My name is Jessica Brown and I am the Executive Director of All 4 Autism and the mother of a child with autism.

In April, we opened up the Autism Resource Center of the Pee Dee, the first and only in our region, to fill the huge void for services and support for families affected by autism in our community. Autism affects 1 in 68 people in the United States. In our local school district, there are 321 students diagnosed with Autism. The need is substantial, and our organization provides the support services and resources families so desperately need. We are grassroots, and we do not receive federal funding. All of our services are free.

I was asked recently to share our family's story. In 18 years of working in the nonprofit sector, I have spoken hundreds of times. However, I have never spoken publicly about our personal journey with Autism, and wasn't sure if I could do it. After a lot of thought and prayer, I decided I would tell our story through a letter I wrote to my son a few months back:

Dear Jack, All I ever wanted was to be a momma.
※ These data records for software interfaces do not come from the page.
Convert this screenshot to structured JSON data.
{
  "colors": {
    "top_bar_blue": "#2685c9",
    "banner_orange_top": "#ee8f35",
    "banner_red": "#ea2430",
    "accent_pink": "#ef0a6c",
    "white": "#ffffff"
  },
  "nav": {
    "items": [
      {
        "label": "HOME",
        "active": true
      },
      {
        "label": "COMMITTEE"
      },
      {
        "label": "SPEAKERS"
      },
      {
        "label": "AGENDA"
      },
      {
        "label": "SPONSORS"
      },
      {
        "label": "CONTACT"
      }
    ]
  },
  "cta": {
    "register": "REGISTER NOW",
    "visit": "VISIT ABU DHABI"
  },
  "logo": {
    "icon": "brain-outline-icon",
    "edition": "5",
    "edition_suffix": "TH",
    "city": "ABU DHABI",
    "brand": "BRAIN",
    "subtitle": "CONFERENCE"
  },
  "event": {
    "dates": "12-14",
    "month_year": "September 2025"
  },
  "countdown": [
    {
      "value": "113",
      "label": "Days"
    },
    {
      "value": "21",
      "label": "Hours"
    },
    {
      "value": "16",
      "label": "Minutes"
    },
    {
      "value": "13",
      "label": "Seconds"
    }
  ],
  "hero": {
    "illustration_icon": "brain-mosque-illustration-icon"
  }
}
You made that dream come true for me on August 28th, 2003. From the moment I saw you, I was deeply, head-over-heels in love with you. By nature, I am a planner. I like to know what’s happening and what to expect. I had big plans for you, too. You were my whole world and I dreamed of all that you would do and accomplish. When you were diagnosed with Autism at age three, I had to accept that something much bigger than us would determine your path, no matter how much I had planned. Your diagnosis came at a time when Autism wasn’t as understood or talked about, especially in the area where we lived. I was terrified and unsure of what to do or how to help you. We spent our savings that first year getting you every therapy and intervention we could get our hands on. The road was tough, lonely, and I questioned every decision that I made for you. We were denied coverage for your services, so we sold our home, I left the children’s shop I had opened a year before, and we set out on a journey that would change the course of our lives. You were blessed to spend your elementary school years at Briggs where you were accepted, nurtured and loved. The middle school years are tough for anybody, and we will continue to pray that you will find your way. I know the last year has brought many changes for our family. You were my inspiration to leave the safety of a secure job with Habitat for Humanity and take the huge leap of faith to join All 4 Autism. Thank you for giving up your playroom for our first make-shift office. I was so proud of how you and Sammy stepped up and helped with Max when I was spending long hours at the office, often working 7 days a week. On April 25th, we opened the Autism Resource Center of the Pee Dee--the first and only in our region. I made a promise to you years ago that if I ever had the opportunity, I would open a place where families like ours could receive the support and resources they needed. The autism journey can be very lonely and often exhausting, and we want to give our local ASD Families a soft place to land, an ear to listen, and a hand to hold. I see you, Jack. I see how hard you try, and how much you want to connect. The strides you have made, the challenges you have overcome, and the impact you have had on our family is a true testament to God’s unfailing love and grace. I’ve told you a million times how much I love you, but I also want you to know this:

1. You are more than your autism. God made you in his image, and that makes you perfectly made. Autism is a part of who you are, but doesn’t define you.

2. You are worthy. God will put people in your path that appreciate and value your friendship. You have so much to offer, and someone isn’t doing you a favor by being your friend. Friendship is a privilege.

3. We love you just the way you are. It takes courage to be yourself. Continue to follow the beat of your own drum. Embrace the spectrum and the gifts that come with autism that make you unique. Don’t allow others to dim your light. Seek out and surround yourself with secure, honorable people that value and accept the differences in all God’s creatures.

4. Most importantly, we are proud of you. While your peers were in play groups and joining soccer teams or bonding at summer camp, you were spending countless hours in ABA, OT, speech and various other therapies. It broke my heart to see you miss out on the typical childhood experiences that we take for granted.

I have watched you overcome more obstacles in the first ten years of your life than most of us see in a lifetime. For that reason, you are my hero. I pray that you will keep God close and seek purpose for your life. I pray that by sharing your story we will help spread awareness and promote acceptance so that this world may be a little nicer for those with disabilities.

All my love, Momma